On the flip side, sales of the redesigned Honda CR-V are up forty-two percent so far this year and it has jumped to the number one spot on the chart followed by the Toyota RAV-4 and Ford Escape, with the new Ford Edge coming on strong as well.

Because we have moved even more downtown (yes, Cleveland still has a downtown), we decided to down-size from two cars to one. So we went out to our local Honda dealer to test drive the CR-V. Very practical; lots of space; but not very agile compared to our two stick-shift Accords. My wife nixed the chick-friendly CR-V. Too big and too high. So I tried out the Honda Civic SI. What a blast. A genuine boy-racer. It was real fun to snick it into 3rd and stomp the go-pedal. But the engine was turning over at 3000 rpm at freeway cruising speed and you could hear it. Fun for play but not the daily commute or the interstate trip. My wife noticed that you couldn’t even see the hood in the Civic. That made it a no-park, no-go car.

So we asked about stick-shift Accords. They had none. Nobody has any. That was salesman for “we don’t have any in stock but we don’t want you to leave the lot”. So I stuck my stake in the ground: “If it has to be automatic, it can’t be a 4-cylinder”.

So we ended up with yet another Honda Accord. But this one has a V6, a 5-speed auto, airbags everywhere, stability control, ABS and a cuter butt than the 2003 model. It wafts along. At 70mph, the engine is turning over at a tick over 2000rpm. Dab the accelerator and the local radar trap will nab you at 80mph. Stomp it, and you’re good for 100mph and a complete loss of driving privileges. Strangely, it is easier to drive slowly than the stick-shift four cylinder. It just wafts along, and you know that whatever sensible speed you want is just a dab away.

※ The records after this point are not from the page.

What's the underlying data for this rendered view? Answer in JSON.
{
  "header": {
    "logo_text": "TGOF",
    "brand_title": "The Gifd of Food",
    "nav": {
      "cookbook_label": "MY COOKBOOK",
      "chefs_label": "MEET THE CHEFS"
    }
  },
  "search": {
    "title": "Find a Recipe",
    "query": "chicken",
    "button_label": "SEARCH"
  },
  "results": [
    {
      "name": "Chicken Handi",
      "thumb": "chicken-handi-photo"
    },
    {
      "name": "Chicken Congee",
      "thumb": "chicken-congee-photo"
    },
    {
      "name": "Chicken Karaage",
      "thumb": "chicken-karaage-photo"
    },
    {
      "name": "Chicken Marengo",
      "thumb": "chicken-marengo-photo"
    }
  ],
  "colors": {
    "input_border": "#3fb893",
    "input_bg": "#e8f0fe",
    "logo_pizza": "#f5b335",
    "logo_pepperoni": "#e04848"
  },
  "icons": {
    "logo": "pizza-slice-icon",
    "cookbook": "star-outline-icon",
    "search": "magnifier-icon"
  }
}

I was reminded of a BMW 535 that I drove back in the early 90s. Today’s Accord is more powerful, safer, and a whole lot cheaper than that BMW. Of course, the current BMW 5-series is a step-up from the Accord; a $15,000 step-up.

What does the CRV have that the Accord doesn’t? More space for cargo. You could likely get six live sheep in the back of a CRV and only two dead ones in the trunk of an Accord. What I really wanted was an Accord station wagon, the equivalent of the BMW 5-Series Sports Wagon. Hint to Honda: the Odyssey owns the minivan market; bring back an Accord Sports Wagon. You can do it now.